**WHAT IS BEING ASKED**
Your answer should be each line of the entries that contains the word "this", copied in full.

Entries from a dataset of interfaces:
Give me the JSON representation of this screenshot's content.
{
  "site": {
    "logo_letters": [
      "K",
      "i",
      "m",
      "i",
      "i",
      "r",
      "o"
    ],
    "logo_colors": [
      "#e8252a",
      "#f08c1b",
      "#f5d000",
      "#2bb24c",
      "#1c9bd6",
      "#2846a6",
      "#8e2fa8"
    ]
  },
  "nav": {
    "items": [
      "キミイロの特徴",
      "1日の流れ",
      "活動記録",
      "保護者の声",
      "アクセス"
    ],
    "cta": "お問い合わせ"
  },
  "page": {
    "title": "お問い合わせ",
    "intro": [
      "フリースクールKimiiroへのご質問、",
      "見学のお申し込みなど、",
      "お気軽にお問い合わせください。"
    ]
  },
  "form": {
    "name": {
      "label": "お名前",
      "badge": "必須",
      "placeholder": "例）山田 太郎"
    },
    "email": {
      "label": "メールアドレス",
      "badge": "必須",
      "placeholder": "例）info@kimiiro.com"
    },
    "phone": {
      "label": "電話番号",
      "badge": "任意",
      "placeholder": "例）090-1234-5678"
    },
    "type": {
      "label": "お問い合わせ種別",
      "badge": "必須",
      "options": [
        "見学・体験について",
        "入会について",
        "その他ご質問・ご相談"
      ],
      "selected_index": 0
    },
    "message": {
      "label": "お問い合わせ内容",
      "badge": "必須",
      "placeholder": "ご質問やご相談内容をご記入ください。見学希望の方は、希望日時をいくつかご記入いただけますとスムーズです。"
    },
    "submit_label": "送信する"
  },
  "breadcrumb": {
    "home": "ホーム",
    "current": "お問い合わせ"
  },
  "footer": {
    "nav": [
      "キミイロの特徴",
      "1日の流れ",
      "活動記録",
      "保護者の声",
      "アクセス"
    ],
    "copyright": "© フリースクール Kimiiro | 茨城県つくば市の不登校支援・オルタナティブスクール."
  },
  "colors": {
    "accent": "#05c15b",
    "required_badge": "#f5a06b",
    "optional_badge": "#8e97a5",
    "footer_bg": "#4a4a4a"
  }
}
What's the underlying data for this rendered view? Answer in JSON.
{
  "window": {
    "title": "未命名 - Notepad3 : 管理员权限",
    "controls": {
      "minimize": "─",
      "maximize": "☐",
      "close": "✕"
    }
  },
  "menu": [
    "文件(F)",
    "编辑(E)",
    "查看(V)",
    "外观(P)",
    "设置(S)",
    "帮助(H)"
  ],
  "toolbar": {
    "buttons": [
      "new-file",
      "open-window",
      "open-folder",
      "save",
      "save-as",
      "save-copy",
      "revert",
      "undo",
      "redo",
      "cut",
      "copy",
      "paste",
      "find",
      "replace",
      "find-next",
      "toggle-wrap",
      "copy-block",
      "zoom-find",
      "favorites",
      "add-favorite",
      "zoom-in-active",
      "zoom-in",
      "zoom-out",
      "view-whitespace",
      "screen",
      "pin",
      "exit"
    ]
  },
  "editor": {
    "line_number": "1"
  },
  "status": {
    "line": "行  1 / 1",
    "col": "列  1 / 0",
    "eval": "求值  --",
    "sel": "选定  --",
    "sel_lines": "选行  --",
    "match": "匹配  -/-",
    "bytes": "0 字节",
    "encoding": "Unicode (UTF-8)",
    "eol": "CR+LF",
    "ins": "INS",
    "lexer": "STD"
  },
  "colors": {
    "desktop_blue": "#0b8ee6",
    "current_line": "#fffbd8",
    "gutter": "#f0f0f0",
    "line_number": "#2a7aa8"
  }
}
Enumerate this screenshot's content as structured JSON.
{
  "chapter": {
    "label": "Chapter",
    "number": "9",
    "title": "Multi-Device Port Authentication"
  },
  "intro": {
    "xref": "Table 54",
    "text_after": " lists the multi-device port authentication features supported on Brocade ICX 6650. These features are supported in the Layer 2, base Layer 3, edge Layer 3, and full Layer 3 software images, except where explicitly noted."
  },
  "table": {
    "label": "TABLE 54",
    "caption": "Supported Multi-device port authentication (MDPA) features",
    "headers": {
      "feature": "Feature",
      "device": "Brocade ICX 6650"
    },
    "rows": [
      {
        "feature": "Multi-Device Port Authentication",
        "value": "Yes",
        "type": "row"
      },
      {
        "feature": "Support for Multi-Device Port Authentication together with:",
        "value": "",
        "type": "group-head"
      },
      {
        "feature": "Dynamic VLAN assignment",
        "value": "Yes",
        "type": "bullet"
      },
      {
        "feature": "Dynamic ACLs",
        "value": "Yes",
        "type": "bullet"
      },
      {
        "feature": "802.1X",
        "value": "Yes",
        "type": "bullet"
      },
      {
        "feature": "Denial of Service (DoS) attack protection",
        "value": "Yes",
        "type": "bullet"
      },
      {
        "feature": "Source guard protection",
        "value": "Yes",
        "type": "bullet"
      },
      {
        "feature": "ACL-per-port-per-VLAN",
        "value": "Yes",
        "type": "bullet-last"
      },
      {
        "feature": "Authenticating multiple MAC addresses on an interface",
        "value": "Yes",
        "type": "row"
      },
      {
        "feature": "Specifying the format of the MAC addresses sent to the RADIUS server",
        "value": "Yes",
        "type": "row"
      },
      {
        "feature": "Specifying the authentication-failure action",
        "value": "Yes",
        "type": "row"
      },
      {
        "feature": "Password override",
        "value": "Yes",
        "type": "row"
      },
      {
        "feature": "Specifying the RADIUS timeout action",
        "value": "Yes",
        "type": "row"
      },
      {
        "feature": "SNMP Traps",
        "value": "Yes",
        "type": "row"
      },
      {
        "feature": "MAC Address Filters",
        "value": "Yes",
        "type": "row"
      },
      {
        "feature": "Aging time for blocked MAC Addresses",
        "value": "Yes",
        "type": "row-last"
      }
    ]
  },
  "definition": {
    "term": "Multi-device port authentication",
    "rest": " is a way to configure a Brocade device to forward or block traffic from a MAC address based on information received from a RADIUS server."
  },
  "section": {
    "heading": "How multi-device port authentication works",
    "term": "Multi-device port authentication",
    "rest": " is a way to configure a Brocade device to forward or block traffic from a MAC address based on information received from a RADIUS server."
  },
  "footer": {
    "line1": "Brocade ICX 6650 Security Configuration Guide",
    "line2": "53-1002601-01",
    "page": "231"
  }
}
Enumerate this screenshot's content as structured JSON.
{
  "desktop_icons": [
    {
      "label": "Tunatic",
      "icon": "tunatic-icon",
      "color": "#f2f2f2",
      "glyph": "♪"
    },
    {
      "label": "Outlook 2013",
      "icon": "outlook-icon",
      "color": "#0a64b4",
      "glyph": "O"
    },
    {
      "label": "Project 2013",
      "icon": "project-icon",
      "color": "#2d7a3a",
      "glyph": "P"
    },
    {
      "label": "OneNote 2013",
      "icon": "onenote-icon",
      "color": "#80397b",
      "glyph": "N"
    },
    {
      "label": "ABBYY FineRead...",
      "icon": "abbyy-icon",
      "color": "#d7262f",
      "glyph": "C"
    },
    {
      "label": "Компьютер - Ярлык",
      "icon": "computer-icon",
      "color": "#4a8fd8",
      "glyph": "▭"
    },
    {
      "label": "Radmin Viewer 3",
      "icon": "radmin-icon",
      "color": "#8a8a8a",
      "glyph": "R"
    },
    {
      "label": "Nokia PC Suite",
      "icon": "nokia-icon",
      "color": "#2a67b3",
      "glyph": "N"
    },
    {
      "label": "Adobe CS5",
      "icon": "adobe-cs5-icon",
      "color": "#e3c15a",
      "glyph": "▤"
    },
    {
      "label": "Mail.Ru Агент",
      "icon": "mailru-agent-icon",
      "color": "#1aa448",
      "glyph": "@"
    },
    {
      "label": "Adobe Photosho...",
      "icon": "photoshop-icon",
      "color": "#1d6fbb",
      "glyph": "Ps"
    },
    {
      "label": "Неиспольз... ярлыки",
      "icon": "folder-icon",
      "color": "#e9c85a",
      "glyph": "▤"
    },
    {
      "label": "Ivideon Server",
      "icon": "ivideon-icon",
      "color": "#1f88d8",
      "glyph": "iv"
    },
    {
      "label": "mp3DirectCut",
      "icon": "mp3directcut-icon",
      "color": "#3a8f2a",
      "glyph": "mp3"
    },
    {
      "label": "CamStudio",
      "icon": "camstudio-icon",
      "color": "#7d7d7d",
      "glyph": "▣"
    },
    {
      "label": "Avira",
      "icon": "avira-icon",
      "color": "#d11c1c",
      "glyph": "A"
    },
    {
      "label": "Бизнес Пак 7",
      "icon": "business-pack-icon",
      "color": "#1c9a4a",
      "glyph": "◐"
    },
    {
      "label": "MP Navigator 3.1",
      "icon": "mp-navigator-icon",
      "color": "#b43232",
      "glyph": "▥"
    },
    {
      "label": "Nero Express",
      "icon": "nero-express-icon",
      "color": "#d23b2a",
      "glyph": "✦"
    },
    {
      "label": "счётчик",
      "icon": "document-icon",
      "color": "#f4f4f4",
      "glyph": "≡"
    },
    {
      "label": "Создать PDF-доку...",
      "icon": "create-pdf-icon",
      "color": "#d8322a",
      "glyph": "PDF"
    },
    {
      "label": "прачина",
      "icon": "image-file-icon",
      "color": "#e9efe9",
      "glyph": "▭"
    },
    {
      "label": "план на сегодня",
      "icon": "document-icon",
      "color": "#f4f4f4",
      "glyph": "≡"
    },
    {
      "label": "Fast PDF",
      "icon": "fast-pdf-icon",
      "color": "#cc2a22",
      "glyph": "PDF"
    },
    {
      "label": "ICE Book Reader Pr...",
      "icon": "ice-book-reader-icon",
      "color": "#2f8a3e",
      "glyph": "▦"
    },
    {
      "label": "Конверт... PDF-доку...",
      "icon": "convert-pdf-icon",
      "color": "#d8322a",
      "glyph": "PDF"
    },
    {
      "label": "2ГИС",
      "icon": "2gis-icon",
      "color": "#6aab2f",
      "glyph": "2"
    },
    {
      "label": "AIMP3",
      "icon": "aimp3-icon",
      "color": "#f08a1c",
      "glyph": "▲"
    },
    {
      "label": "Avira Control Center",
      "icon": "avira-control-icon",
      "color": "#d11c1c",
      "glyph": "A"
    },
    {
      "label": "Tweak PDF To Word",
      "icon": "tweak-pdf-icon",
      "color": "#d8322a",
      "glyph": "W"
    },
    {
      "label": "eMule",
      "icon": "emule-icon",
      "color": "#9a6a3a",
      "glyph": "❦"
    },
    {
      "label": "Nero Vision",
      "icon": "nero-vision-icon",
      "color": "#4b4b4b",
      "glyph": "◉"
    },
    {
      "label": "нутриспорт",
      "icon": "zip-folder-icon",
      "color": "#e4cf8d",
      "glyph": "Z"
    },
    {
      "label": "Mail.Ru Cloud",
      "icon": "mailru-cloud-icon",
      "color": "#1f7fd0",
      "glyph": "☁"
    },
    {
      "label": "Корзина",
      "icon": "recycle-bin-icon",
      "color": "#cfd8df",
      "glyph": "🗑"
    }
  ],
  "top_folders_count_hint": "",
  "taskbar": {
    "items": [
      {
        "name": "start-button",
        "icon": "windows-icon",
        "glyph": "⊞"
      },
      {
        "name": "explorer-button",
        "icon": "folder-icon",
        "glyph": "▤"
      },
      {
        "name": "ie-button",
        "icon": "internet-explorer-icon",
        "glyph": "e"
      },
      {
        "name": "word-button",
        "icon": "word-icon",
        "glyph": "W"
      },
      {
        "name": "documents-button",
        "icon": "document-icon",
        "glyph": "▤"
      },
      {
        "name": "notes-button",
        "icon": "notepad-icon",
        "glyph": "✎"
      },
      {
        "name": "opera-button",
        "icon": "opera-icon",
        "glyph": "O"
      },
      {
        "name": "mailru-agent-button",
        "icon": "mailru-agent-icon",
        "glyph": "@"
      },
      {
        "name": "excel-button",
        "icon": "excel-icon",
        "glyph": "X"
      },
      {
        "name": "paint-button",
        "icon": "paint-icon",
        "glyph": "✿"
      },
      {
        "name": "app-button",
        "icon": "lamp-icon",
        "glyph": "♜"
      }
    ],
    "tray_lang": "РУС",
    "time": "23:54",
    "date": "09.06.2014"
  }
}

**SOLUTION**
Give me the JSON representation of this screenshot's content.
What's the underlying data for this rendered view? Answer in JSON.
Enumerate this screenshot's content as structured JSON.
Enumerate this screenshot's content as structured JSON.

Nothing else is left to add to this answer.